WHAT NEEDS TO BE DONE => When a line of the entries contains the word "level", report that line.

EXCERPTED DATA =>
# # # #

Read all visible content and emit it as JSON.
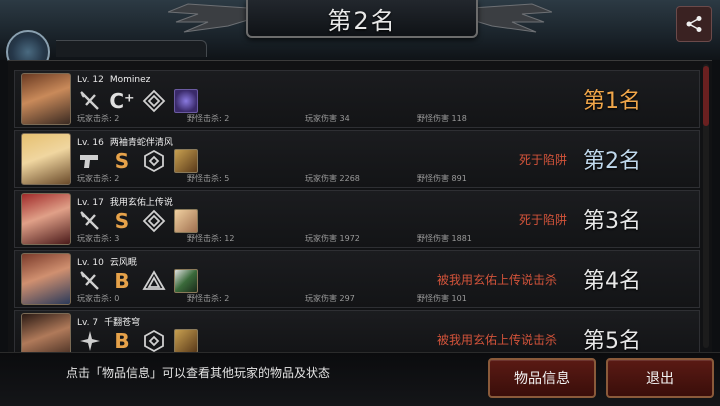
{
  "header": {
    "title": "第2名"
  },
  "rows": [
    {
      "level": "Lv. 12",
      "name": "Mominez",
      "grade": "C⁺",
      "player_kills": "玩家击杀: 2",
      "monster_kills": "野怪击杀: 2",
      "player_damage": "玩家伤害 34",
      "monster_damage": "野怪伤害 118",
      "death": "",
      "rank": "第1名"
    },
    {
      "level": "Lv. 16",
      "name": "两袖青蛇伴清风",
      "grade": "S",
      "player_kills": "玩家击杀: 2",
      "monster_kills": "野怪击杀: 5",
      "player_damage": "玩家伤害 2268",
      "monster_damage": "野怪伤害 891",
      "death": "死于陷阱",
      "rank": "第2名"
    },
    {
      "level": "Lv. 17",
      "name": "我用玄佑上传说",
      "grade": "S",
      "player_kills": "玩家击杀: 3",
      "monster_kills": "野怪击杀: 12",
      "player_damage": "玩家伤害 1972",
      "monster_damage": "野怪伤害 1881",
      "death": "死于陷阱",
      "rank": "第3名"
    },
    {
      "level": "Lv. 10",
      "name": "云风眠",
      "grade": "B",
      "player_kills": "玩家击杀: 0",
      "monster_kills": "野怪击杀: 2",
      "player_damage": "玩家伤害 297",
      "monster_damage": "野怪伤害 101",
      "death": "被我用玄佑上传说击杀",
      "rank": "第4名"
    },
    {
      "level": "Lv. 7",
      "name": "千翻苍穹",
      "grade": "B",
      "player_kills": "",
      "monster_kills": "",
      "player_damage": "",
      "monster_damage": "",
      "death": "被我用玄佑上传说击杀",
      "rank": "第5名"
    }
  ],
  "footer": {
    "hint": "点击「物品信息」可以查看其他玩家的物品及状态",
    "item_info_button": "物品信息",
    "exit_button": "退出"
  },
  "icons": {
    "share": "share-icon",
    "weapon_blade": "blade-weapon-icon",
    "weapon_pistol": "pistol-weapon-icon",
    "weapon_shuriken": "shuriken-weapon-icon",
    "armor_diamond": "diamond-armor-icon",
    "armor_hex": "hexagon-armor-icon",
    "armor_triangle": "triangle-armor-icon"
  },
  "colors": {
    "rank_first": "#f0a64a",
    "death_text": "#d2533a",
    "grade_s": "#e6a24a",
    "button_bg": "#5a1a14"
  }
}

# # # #

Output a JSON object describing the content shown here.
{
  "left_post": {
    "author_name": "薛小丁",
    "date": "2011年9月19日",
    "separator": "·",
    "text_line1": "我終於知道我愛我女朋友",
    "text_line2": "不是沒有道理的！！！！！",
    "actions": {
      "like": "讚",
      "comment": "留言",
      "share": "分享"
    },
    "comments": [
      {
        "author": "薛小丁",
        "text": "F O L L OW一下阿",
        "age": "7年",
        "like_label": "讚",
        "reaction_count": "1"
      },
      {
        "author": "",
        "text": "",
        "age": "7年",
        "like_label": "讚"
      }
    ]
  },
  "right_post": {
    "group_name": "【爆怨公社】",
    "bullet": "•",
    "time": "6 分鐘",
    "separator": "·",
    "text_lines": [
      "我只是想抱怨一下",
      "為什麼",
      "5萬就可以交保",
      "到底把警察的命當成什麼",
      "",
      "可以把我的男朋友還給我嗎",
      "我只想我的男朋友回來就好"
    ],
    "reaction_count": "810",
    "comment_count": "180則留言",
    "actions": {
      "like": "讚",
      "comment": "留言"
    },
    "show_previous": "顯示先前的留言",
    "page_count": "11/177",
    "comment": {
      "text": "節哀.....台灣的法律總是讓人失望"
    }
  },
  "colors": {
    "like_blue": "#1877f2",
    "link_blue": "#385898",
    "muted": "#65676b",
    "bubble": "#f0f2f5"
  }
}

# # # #

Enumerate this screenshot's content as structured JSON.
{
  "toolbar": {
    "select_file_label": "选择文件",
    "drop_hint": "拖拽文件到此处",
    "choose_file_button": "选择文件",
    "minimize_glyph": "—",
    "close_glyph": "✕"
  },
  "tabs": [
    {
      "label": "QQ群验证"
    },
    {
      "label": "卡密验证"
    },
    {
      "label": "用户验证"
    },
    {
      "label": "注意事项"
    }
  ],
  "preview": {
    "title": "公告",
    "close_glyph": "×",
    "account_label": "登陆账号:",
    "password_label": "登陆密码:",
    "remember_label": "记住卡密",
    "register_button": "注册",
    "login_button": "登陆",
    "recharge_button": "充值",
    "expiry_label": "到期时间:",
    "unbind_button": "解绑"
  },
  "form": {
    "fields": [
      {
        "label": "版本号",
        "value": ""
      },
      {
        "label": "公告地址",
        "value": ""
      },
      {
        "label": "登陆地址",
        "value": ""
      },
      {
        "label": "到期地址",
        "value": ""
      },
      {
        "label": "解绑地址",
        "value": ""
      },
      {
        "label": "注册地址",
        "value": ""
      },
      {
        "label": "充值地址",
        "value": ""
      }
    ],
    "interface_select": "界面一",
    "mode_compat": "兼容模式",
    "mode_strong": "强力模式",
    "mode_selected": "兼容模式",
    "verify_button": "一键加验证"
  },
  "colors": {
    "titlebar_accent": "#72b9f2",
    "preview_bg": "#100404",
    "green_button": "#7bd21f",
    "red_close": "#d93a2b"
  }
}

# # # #

ANSWER TO THIS PROBLEM =>
      "level": "Lv. 12",
      "level": "Lv. 16",
      "level": "Lv. 17",
      "level": "Lv. 10",
      "level": "Lv. 7",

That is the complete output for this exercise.